Among nine major economies in Asia-Pacific, the largest increases in unemployment rates on average were seen in Australia, Hong Kong and New Zealand, according to S&P, which analyzed official data from those countries going back to 1980.
The economic outlook for Latin America, which is now the global epicenter of the coronavirus pandemic, was downgraded yet again this month. Lockdowns at home and the global recession will pummel economies through various channels including lower trade, commodity prices, tourism activity, remittances and domestic demand, according to a report by FocusEconomics, which provides forecasts from leading world economists.
Inflation in Latin America inched up to 5.9% in June from 5.8% in May, which had marked a two-year low. Higher inflation in Brazil and Mexico, mainly owing to recovering energy prices, drove the uptick. Economic slack has kept inflation broadly in check in most countries. Regional inflation is expected to ease from current levels going forward, largely on muted demand.
The central banks of Brazil, Colombia and Mexico slashed their policy rates yet again in recent weeks in a bid to further shield their economies from the Covid-19 fallout. Meanwhile, policymakers in Chile and Peru opted to leave benchmark rates steady at their multi-year lows. Central bankers overall are seen cutting rates further by year-end, according to the report.

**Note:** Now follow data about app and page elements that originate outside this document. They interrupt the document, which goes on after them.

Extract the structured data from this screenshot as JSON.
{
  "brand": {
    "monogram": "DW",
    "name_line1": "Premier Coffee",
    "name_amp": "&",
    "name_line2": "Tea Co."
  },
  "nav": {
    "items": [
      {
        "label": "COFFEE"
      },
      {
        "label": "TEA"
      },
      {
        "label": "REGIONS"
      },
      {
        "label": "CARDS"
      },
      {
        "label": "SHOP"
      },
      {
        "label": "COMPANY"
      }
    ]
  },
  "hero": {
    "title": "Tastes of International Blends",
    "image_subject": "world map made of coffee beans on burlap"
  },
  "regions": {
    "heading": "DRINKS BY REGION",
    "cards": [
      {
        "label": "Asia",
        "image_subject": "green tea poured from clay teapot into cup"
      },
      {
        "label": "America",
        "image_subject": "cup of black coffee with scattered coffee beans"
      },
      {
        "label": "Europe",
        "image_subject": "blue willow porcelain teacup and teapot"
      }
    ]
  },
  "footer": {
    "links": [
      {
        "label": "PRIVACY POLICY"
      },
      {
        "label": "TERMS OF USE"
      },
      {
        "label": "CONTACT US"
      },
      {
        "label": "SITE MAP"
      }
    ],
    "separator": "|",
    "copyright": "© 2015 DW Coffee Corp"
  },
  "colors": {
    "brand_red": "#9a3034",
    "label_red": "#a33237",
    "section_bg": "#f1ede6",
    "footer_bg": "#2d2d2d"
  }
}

“The vast majority of the region’s currencies lost ground against the USD over the past month, with the Brazilian real especially battered due to the alarming state of soaring Covid-19 cases in the country. The Colombian peso was the only currency which strengthened against the greenback. Currencies are projected to weaken much more sharply this year compared to 2019,” predicts the report.